What is included with this book?
This introductory, self-contained book emphasizes both the fundamentals of time-dependent differential equations and the numerical solutions of these equations.
The book is divided into two parts: Part One deals with ordinary differential equations (ODE) and their approximations. Part Two addresses partial differential equations in one space dimension and their approximations.
Topical coverages includes: first order scalar equations; the method of Euler; higher order methods; the implicit Euler methods, two step and multistep methods; systems of differential equations; Fourier series and interpolation; 1-periodic solutions; approximations of 1-periodic solutions; linear initial-boundary value problems; and nonlinear problems.
Introduction to Numerical Methods for Time Dependent Differential Equations:
Preface xiii
Acknowledgments xv
PART I ORDINARY DIFFERENTIAL EQUATIONS AND THEIR APPROXIMATIONS
1 First Order Scalar Equations 3
1.1 Constant coefficient linear equations 3
1.1.1 Duhamel’s principle 8
1.1.2 Principle of frozen coefficients 10
1.2 Variable coefficient linear equations 10
1.2.1 The principle of superposition 10
1.2.2 Duhamel’s principle for variable coefficients 12
1.3 Perturbations and the concept of stability 13
1.4 Nonlinear equations: the possibility of blowup 17
1.5 The principle of linearization 20
2 The Method of Euler 23
2.1 The explicit Euler method 23
2.2 Stability of the explicit Euler method 25
2.3 Accuracy and truncation error 27
2.4 Discrete Duhamel’s principle and global error 28
2.5 General onestep methods. 31
2.6 How to test the correctness of a program 32
2.7 Extrapolation 34
3 Higher Order Methods 37
3.1 The secondorder Taylor method 37
3.2 Improved Euler’s method 39
3.3 Accuracy of the computed solution 40
3.4 RungeKutta methods 44
3.5 Regions of stability 48
3.6 Accuracy and truncation error 51

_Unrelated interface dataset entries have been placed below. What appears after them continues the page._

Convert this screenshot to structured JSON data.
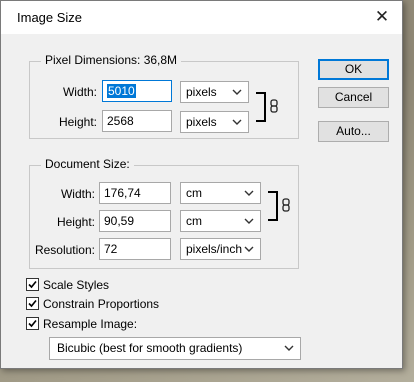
{
  "window": {
    "title": "Image Size",
    "close_glyph": "✕"
  },
  "pixel_dimensions": {
    "legend": "Pixel Dimensions:  36,8M",
    "width_label": "Width:",
    "width_value": "5010",
    "width_unit": "pixels",
    "height_label": "Height:",
    "height_value": "2568",
    "height_unit": "pixels"
  },
  "document_size": {
    "legend": "Document Size:",
    "width_label": "Width:",
    "width_value": "176,74",
    "width_unit": "cm",
    "height_label": "Height:",
    "height_value": "90,59",
    "height_unit": "cm",
    "resolution_label": "Resolution:",
    "resolution_value": "72",
    "resolution_unit": "pixels/inch"
  },
  "buttons": {
    "ok": "OK",
    "cancel": "Cancel",
    "auto": "Auto..."
  },
  "options": {
    "scale_styles": {
      "label": "Scale Styles",
      "checked": true
    },
    "constrain_proportions": {
      "label": "Constrain Proportions",
      "checked": true
    },
    "resample_image": {
      "label": "Resample Image:",
      "checked": true
    }
  },
  "resample_method": "Bicubic (best for smooth gradients)",
  "icons": {
    "link": "chain-link-icon",
    "dropdown": "chevron-down-icon",
    "check": "checkmark-icon"
  },
  "colors": {
    "accent": "#0078d7",
    "dialog_bg": "#f0f0f0"
  }
}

3.7 Difference approximations for unstable problems 52
4 The Implicit Euler Method 55
4.1 Stiff equations 55
4.2 The implicit Euler method 58
4.3 A simple variable step size strategy 63
5 Two Step and Multistep Methods 67
5.1 Multistep methods 67
5.2 The leapfrog method 68
5.3 Adams methods 72
5.4 Stability of multistep methods 74
6 Systems of Differential Equations 77
PART II PARTIAL DIFFERENTIAL EQUATIONS AND THEIR APPROXIMATIONS
7 Fourier Series and Interpolation 83
7.1 Fourier expansion 83
7.2 The L2norm and scalar product 89
7.3 Fourier interpolation 92
7.3.1 Scalar product and norm for 1periodic grid functions 93
8 1periodic Solutions of Time Dependent PDE... 95
8.1 Examples of equations with simple wave solutions 95
8.1.1 The oneway wave equation 95
8.1.2 The heat equation 96
8.1.3 The wave equation 97
8.2 Discussion of well posed problems for time dependent PDE... 98
8.2.1 First order equations 98
8.2.2 Second order (in space) equations 100
8.2.3 General equation 101
8.2.4 Stability against lower order terms and systems of equations 102
9 Approximations of 1periodic Solutions of PDE 105
9.1 Approximations of space derivatives 105
9.1.1 Smoothness of the Fourier interpolant 108
9.2 Differentiation of Periodic Functions 109
9.3 The method of lines 110
9.3.1 The oneway wave equation 110
9.3.2 The heat equation 113
9.3.3 The wave equation 115
9.4 Time Discretizations and Stability Analysis 116
10 Linear InitialBoundary Value Problems 119
10.1 Well Posed InitialBoundary Value Problems 119
10.1.1 The heat equation on a strip 120
10.1.2 The oneway wave equation on a strip 122
10.1.3 The wave equation on a strip 124
10.2 The method of lines 126
10.2.1 The heat equation 126
10.2.2 Finite differences algebra 130
10.2.3 General parabolic problem 131
10.2.4 The oneway wave equation 134
10.2.5 The wave equation 135
11 Nonlinear Problems 137
11.1 Initialvalue problems for ODE 138
11.2 Existence theorems for nonlinear PDE 141
11.3 A nonlinear example: Burgers’ equation 145
A Auxiliary Material 149
A.1 Some useful Taylor series 149
A.2 The “O” notation 150
A.3 The solution expansion 150
B Solutions to Exercises 153
References 171
Index 173